A close associate of the late Steve Biko, Cooper played leadership roles in the anti-apartheid struggle in the late 1960s as well as the advent of democracy in South Africa (SA) from the early 1990s. Banned and house-arrested and jailed for 9 years – spending 5 in the same Robben Island cell-block as Nelson Mandela – he was declared a ‘victim of gross human rights violations’ by SA’s Truth and Reconciliation Commission. He is a graduate of the Universities of SA, Witwatersrand and Boston, where he obtained his PhD in Clinical/Community Psychology as a Fulbright Fellow.

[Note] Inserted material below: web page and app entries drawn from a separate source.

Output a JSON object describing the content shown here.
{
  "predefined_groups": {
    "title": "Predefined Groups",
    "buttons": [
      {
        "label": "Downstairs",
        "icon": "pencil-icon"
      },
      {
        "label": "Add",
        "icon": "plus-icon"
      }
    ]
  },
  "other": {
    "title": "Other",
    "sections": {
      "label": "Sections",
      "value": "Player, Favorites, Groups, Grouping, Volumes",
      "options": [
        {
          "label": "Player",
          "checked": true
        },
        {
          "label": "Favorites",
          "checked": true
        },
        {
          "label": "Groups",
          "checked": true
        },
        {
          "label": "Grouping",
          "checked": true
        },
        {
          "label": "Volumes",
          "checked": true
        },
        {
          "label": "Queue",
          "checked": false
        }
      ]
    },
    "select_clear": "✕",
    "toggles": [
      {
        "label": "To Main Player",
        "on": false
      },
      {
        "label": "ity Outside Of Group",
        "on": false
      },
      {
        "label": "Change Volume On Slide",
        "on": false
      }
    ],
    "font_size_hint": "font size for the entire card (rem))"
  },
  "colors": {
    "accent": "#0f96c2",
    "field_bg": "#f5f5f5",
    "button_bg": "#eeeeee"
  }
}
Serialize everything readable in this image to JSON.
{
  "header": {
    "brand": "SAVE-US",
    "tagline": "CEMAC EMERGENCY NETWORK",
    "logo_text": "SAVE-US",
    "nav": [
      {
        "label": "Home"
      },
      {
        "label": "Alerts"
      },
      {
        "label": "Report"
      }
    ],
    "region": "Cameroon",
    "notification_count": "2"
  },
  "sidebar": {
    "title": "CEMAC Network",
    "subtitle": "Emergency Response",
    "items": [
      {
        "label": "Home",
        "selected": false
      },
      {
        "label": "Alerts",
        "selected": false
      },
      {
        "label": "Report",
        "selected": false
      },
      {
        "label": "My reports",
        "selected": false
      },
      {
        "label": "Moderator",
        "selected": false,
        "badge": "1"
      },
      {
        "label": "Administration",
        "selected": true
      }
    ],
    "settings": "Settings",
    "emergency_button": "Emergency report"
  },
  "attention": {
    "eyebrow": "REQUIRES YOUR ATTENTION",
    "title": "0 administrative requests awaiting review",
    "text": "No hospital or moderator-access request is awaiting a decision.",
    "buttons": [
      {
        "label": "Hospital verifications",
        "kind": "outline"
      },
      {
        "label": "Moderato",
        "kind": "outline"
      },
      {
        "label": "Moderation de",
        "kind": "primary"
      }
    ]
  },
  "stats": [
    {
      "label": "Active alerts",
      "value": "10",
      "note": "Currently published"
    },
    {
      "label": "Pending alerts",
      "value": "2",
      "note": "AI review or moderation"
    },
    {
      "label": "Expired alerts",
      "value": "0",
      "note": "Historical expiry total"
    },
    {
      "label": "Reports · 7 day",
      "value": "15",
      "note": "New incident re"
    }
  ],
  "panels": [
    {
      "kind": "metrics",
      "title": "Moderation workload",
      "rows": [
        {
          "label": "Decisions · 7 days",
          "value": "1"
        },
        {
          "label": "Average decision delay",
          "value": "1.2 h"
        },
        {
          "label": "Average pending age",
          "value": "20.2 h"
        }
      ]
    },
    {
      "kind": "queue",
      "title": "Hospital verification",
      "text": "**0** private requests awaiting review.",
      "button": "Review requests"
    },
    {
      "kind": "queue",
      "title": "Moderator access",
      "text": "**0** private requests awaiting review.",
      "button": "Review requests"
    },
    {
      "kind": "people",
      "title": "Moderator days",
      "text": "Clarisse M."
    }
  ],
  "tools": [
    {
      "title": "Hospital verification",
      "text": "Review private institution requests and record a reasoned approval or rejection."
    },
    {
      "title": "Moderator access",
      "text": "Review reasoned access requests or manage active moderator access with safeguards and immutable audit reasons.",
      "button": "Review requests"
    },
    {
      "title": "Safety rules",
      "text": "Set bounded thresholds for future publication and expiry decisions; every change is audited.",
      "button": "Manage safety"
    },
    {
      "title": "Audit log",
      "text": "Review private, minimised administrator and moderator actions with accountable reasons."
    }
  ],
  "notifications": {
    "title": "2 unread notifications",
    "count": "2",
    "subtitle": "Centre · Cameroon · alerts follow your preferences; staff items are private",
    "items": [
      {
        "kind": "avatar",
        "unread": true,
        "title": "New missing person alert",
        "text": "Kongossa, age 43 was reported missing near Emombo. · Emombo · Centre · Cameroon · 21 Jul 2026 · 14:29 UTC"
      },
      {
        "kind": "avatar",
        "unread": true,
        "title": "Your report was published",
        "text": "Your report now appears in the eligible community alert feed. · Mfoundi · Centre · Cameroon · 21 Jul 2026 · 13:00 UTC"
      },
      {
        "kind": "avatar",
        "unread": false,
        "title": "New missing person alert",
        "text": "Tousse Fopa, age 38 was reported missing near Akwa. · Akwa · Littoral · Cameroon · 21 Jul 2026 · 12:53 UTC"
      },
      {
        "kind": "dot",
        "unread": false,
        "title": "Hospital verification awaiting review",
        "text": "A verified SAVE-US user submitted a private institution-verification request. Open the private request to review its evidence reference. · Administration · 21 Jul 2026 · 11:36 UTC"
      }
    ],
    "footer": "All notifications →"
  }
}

The first Black chair of the regulatory Professional Board for Psychology at the Health Professions Council of SA, Cooper was the latter’s first non-medical/dental Vice-President. He was Vice-Chancellor of the University of Durban-Westville, was ISSC Vice-President for Information and Communications and chaired the SA ICSU Board. A fellow of the SA, Indian, British and Irish psychological societies and the recipient of many international citations and awards, he holds professorial appointments at the Universities of Pretoria, Limpopo and Johannesburg. He is a Deputy Chair of the ISC Committee on Freedom & Responsibility in Science (CFRS), Past President of the International Union of Psychological Science (IUPsyS) and founding President of the Pan-African Psychology Union.